Exercise details
Would you copy out only the lines from the one with "Output a JSON" to the end of the records, exactly as they stand?

Information supplied Block Start

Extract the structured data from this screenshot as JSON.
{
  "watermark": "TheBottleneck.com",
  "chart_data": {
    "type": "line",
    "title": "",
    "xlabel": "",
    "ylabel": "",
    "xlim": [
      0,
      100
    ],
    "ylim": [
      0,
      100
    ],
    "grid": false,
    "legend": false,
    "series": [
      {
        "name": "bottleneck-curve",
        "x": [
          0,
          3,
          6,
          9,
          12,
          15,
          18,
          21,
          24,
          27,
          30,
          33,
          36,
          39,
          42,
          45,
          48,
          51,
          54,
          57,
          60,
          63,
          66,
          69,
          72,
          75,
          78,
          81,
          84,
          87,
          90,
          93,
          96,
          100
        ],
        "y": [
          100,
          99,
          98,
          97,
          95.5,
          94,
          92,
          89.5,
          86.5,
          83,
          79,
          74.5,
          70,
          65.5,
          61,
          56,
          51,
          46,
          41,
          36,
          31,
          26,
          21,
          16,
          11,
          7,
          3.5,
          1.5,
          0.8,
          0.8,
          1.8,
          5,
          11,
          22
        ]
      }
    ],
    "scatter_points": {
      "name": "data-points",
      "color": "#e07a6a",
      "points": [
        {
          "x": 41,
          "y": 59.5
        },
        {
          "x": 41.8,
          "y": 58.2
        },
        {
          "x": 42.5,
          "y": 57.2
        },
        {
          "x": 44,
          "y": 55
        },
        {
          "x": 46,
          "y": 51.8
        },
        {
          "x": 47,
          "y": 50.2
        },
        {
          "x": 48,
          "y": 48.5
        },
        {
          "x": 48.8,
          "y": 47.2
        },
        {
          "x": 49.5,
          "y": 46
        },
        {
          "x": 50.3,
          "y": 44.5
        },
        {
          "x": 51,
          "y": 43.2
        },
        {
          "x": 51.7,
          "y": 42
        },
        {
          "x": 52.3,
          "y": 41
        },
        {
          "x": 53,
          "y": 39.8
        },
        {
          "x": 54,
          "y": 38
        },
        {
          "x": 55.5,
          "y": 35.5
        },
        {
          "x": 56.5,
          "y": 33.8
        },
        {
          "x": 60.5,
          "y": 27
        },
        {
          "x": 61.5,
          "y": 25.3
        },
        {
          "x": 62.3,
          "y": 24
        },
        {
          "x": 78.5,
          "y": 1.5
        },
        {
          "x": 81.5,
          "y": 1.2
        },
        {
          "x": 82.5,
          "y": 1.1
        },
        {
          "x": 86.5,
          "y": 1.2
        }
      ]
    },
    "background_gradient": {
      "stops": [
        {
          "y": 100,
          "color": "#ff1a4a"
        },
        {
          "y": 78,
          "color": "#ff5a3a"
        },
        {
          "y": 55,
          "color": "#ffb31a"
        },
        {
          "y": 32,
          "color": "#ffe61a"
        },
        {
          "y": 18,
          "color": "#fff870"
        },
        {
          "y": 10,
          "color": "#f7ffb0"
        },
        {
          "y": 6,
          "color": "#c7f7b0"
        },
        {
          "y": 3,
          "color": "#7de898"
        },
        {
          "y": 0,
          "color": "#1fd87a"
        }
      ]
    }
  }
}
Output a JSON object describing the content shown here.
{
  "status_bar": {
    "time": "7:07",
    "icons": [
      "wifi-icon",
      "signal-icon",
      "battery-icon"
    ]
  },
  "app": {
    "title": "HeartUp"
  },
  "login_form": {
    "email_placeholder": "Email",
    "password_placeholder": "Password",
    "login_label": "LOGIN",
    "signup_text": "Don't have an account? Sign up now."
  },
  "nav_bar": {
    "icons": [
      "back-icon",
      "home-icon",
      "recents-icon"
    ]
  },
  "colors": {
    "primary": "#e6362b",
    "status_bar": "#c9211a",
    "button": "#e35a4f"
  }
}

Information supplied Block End

Written response
Output a JSON object describing the content shown here.
{
  "status_bar": {
    "time": "7:07",
    "icons": [
      "wifi-icon",
      "signal-icon",
      "battery-icon"
    ]
  },
  "app": {
    "title": "HeartUp"
  },
  "login_form": {
    "email_placeholder": "Email",
    "password_placeholder": "Password",
    "login_label": "LOGIN",
    "signup_text": "Don't have an account? Sign up now."
  },
  "nav_bar": {
    "icons": [
      "back-icon",
      "home-icon",
      "recents-icon"
    ]
  },
  "colors": {
    "primary": "#e6362b",
    "status_bar": "#c9211a",
    "button": "#e35a4f"
  }
}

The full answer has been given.